But the thing that made the performance special was the number he wore. He traded in his normal No. 14 for deceased teammate Nick Bell’s No. 36. Bell died of cancer in November.
“Wearing Nick Bell’s jersey meant a lot to me,” Relf said. “Tonight, I felt like he was with me when I was making those big plays.”
Relf honored his fallen teammate with his best performance in a Mississippi State uniform. He completed 18 of 23 passes for 281 yards and three touchdowns. He rushed for 30 yards and another score.

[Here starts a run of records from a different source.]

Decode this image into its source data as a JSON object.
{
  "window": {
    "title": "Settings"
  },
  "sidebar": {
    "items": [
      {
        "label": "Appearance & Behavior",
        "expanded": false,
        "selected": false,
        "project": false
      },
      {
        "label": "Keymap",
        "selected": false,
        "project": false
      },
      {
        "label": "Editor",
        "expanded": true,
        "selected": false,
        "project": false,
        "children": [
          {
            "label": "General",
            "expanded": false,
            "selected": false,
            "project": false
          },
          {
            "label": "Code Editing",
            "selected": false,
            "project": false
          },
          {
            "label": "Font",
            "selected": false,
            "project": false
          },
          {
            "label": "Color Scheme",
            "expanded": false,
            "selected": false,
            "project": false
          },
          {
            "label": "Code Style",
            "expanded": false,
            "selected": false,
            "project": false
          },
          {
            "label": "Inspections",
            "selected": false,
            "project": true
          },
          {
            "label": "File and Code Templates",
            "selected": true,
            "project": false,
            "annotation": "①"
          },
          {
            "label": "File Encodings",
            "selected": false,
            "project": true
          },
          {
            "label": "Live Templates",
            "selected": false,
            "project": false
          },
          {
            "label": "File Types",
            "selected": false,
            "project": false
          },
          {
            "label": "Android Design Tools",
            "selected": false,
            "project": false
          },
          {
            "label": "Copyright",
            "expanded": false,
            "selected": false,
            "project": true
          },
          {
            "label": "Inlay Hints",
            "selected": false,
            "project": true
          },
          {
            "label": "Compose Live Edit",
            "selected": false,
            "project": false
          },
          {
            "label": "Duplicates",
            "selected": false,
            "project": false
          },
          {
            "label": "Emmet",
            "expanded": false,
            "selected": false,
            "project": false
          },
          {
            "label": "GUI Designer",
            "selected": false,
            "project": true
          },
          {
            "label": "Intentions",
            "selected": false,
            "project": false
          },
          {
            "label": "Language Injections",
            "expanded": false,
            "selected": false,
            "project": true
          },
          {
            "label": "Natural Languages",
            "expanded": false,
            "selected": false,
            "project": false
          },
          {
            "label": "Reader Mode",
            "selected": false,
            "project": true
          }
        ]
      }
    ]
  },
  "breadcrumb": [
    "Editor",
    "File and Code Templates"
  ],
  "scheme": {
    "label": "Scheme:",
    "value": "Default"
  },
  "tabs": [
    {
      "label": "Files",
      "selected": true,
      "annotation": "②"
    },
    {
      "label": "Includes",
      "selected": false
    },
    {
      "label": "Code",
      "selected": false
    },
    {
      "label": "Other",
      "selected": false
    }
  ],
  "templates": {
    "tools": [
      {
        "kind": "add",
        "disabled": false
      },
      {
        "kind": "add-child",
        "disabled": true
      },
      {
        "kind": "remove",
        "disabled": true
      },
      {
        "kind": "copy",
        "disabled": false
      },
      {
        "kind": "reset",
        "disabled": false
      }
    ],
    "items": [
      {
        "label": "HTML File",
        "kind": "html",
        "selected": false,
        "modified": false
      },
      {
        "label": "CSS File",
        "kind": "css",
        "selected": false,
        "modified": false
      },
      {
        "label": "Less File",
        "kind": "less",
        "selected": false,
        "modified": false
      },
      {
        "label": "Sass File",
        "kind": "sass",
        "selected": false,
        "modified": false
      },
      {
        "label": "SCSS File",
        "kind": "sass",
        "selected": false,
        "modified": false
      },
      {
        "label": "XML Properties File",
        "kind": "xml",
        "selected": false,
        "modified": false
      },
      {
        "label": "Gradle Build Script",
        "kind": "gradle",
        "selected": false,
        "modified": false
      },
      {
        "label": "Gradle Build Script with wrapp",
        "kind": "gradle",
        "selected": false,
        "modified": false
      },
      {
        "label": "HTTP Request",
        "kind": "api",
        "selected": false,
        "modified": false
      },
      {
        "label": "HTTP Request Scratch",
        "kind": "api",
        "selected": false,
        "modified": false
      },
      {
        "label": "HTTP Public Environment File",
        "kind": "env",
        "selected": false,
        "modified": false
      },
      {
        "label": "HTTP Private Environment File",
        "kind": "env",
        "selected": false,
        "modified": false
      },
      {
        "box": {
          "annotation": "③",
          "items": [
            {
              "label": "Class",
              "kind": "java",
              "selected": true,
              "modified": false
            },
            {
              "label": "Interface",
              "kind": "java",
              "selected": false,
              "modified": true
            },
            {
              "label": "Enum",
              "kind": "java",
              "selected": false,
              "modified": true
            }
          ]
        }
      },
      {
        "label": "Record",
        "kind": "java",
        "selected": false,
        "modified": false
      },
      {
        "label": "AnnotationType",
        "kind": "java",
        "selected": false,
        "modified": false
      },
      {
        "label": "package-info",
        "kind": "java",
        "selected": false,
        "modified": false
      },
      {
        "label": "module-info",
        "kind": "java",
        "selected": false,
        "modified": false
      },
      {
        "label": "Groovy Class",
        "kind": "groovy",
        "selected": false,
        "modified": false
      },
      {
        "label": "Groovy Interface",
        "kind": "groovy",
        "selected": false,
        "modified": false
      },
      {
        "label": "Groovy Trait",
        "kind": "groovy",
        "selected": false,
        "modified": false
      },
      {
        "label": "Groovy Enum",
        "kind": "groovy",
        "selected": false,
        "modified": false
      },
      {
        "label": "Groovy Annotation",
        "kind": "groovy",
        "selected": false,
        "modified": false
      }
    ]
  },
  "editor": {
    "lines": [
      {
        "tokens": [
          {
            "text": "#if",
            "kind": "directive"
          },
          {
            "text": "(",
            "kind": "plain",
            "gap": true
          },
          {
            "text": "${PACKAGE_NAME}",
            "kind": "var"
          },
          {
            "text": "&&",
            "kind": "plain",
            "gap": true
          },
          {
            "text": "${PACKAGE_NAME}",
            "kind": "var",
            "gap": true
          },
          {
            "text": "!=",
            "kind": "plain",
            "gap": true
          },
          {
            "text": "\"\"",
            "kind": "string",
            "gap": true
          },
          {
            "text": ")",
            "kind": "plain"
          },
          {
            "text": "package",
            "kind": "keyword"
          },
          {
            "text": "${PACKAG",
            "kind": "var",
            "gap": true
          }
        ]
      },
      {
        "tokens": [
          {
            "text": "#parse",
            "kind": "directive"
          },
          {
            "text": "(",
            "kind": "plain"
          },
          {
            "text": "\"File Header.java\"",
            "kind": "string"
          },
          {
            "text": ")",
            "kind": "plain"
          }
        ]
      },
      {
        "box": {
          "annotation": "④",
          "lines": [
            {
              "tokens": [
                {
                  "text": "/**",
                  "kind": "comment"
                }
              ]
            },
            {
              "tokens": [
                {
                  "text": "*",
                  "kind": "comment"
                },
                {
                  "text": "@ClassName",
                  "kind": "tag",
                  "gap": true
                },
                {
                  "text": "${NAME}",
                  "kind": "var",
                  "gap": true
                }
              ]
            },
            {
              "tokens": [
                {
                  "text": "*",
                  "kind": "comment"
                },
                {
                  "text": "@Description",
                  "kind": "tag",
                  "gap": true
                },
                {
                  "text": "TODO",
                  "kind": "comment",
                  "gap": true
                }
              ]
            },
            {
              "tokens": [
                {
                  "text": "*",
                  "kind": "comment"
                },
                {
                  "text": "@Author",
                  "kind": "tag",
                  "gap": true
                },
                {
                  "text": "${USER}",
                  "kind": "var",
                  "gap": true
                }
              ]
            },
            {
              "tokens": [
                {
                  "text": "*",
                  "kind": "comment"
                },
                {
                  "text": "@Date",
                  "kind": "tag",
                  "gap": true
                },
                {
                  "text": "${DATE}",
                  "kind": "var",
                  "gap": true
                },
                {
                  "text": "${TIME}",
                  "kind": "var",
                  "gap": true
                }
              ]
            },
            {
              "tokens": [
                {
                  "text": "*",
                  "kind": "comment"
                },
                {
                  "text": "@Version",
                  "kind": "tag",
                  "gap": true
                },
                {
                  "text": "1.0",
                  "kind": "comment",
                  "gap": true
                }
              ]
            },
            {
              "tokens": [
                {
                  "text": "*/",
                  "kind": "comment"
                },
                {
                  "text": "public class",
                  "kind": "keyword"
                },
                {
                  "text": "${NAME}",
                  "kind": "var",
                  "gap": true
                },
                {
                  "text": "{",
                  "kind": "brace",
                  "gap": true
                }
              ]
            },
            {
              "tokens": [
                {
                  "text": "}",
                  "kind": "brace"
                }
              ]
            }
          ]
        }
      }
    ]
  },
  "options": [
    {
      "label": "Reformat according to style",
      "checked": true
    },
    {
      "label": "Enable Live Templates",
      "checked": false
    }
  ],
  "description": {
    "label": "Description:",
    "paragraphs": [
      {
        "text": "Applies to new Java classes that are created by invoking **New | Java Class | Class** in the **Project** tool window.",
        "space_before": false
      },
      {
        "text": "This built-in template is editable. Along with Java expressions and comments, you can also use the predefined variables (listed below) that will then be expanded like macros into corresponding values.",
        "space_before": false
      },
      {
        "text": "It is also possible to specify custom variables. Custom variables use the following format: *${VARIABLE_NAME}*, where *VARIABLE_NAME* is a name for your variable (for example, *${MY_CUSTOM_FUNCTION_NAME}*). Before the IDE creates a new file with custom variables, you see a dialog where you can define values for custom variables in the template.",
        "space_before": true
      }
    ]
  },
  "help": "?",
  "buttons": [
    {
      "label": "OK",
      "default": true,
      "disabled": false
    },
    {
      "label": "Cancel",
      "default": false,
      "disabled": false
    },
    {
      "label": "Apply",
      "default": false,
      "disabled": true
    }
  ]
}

The key for MSU coach Dan Mullen was Relf’s ability to check down to second and third reads in the passing game and prevent costly turnovers. Relf’s only turnover was on a hail mary pass at the end of the first half.
The embodiment of that approach was on the 81-yard hookup with running back LaDarius Perkins that set up Vick Ballard’s 1-yard run in the third quarter. Relf scanned the field, saw all of his deep routes were well-covered and went with the safe throw to the speedy Perkins out of the backfield.
“They all want to throw that deep ball,” Mullen said of quarterbacks generally. “But he (Relf) kept his poise, stayed in the pocket and checked down. We’ve told him all year long that when you check it down, good things can happen and now, I have the film to prove it.”
Relf adjusted to not having top receiver Chad Bumphis in the lineup and spread the ball around to seven different receivers.
On the other side of the coin, Robinson was electric on Michigan’s opening drive, looking like the Heisman candidate of September with 46 yards rushing.
But the Mississippi State defense did a good job of containing him in the pocket. While he completed 27 of 41 passes for 254 yards and two touchdowns, he was definitely out of his element as he rushed for only 23 yards after the opening drive. He was not sacked, but took plenty of punishment and finished with a season-low 59 rushing yards.
The key was not overrushing lanes and keeping outside containment by the front seven.
“The guys did a great job and it was the same thing we had to do against (Jeremiah) Masoli,” MSU defensive coordinator Manny Diaz said. “You have to be disciplined. We sort of kept him in the pocket and I thought we did a great job of dictating where the game was going to be played. I thought our guys won that battle.”
Robinson said Michigan’s offensive struggles were self-inflicted and not a function of SEC speed on defense.
“We just didn’t execute,” the sophomore quarterback said. “We didn’t play Michigan football. We didn’t have our tempo going. They were out there running with us and playing with us. They were no different than a Big Ten team.”